Overall, STEEL AND LACE is quite a bit of fun when it isn’t getting bogged down in the procedural side-story that has police detective Dunn (David Naughton) investigating the murders with the assistance of his ex-girlfriend and courtroom sketch artist (of all things) Alison (Stacy Haiduk). It’s difficult to care about these two people or their troubled romantic history when we know what’s happening elsewhere in the film. We simply want more time with sick puppy Albert and his robotic hitwoman sex toy, and any time away feels like we’re being deprived of the zaniness that we’re here to see.
STEEL AND LACE was written by Joseph Dougherty and Dave Edison. Dougherty went on to find success on television shows and TV movies, including THIRTYSOMETHING (1988-1991), CAST A DEADLY SPELL (1991), ATTACK OF THE 50 FT. WOMAN (1993), RAVENSWOOD (2013-2014), and PRETTY LITTLE LIARS (2010-), while Edison would become an editor.
Directing duties went to Ernest D. Farino, whose only other credits in this capacity are a few episodes of MONSTERS (1988-1991), LAND OF THE LOST (1991-1992), and two entries in the JOSH KIRBY…TIME WARRIOR franchise for Charles Band (1995, 1996). He is otherwise known for various capacities in visual effects, with a filmography that includes THE THING (1982), THE TERMINATOR (1984), TALES FROM THE DARKSIDE: THE MOVIE (1990), and miniseries FROM THE EARTH TO THE MOON (1998), among many others.
As for the cast, many of them will be recognizable by genre fans. Our anti-heroes: Clare Wren can be found in crime drama NO MAN’S LAND (1987) and thrillers SEASON OF FEAR (1988) and MIDNIGHT EDITION (1993), as well as western series THE YOUNG RIDERS (1992-1993). Bruce Davison was of course in WILLARD (1971), prison flick SHORT EYES (1977), X-MEN (2000) and X-MEN 2 (2003), Stephen King miniseries KINGDOM HOSPITAL (2004), Rob Zombie’s THE LORDS OF SALEM (2012), and literally hundreds of others.
Our heroes: Stacy Haiduk got her first major movie role in LUTHER THE GEEK (1990) and also appears in the TV series SUPERBOY (1988-1992), SKETCH ARTIST (1992), vampire series KINDRED: THE EMBRACED (1996), and many more, but found success in the soapier side of things with MELROSE PLACE (1997), ALL MY CHILDREN (2007-2008), DAYS OF OUR LIVES (2010), and THE YOUNG AND THE RESTLESS (2009-2016). David Naughton may be most well known for his role in AN AMERICAN WEREWOLF IN LONDON (1981), but he can also be found in THE SLEEPING CAR (1990), AMITYVILLE: A NEW GENERATION (1993), anthology horror BODY BAGS (1993), ICE CREAM MAN (1995), and more up to this day.

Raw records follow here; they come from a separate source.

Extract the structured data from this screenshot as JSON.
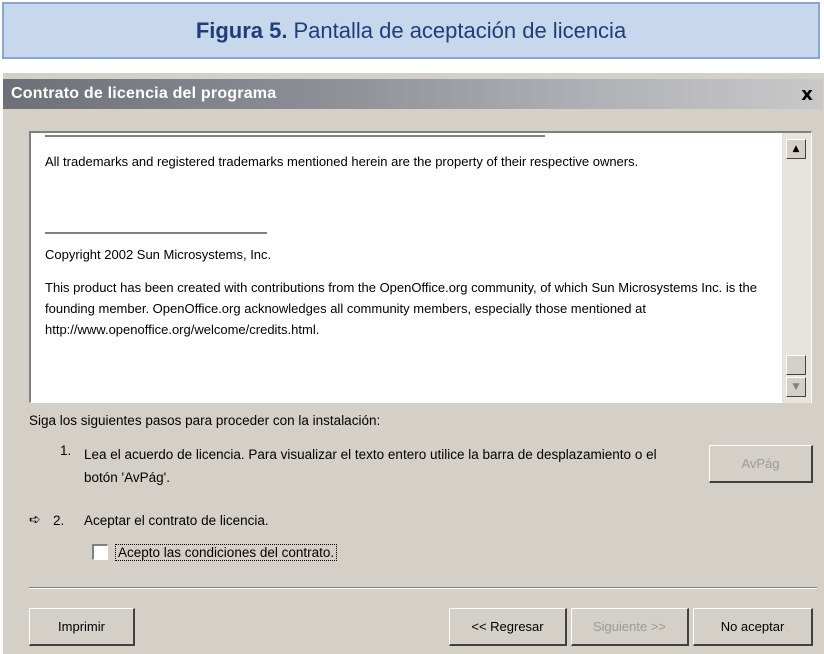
{
  "caption": {
    "label": "Figura 5.",
    "text": "Pantalla de aceptación de licencia"
  },
  "window": {
    "title": "Contrato de licencia del programa",
    "close_glyph": "x"
  },
  "license": {
    "paragraph_trademarks": "All trademarks and registered trademarks mentioned herein are the property of their respective owners.",
    "paragraph_copyright": "Copyright 2002 Sun Microsystems, Inc.",
    "paragraph_product": "This product has been created with contributions from the OpenOffice.org community, of which Sun Microsystems Inc. is the founding member. OpenOffice.org acknowledges all community members, especially those mentioned at http://www.openoffice.org/welcome/credits.html."
  },
  "scrollbar": {
    "up_glyph": "▲",
    "down_glyph": "▼"
  },
  "instructions": {
    "intro": "Siga los siguientes pasos para proceder con la instalación:",
    "step1_number": "1.",
    "step1_text": "Lea el acuerdo de licencia. Para visualizar el texto entero utilice la barra de desplazamiento o el botón 'AvPág'.",
    "step2_arrow": "➪",
    "step2_number": "2.",
    "step2_text": "Aceptar el contrato de licencia.",
    "checkbox_label": "Acepto las condiciones del contrato.",
    "checkbox_checked": false
  },
  "buttons": {
    "avpag": "AvPág",
    "imprimir": "Imprimir",
    "regresar": "<< Regresar",
    "siguiente": "Siguiente >>",
    "no_aceptar": "No aceptar"
  }
}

Our villains: Michael Cerveris pops up in the misguided sequel ROCK ‘N’ ROLL HIGH SCHOOL FOREVER (1991), CIRQUE DU FREAK: THE VAMPIRE’S ASSISTANT (2009), STAKE LAND (2010), and television series FRINGE (2008-2013) where he played The Observer, the most memorable role of his career thus far. Scott Burkholder (Toby) can also be seen in HOUSE IV (1992) and SKETCH ARTIST II: HANDS THAT SEE (1995). Paul Lieber (Oscar) showed up in GURU THE MAD MONK (1970) and KING OF CALIFORNIA (2007). Brian Backer (Norman) appeared in THE BURNING (1981) and FAST TIMES AT RIDGEMONT HIGH (1982). And John J. York (Craig) is best remembered for his starring turn in television series WEREWOLF (1987-1988).
The supporting players here put in some strong performances—in some cases more memorable than our leads! Nick Tate (Duncan) played Alan Carter in sci-fi series SPACE: 1999 (1975-1977), while David L. Lander (Schumann) will forever be known as Squiggy from LAVERNE AND SHIRLEY (1976-1983).
Too bad for us that the Fonz never showed up. He may have kept STEEL AND LACE from jumping the damn shark.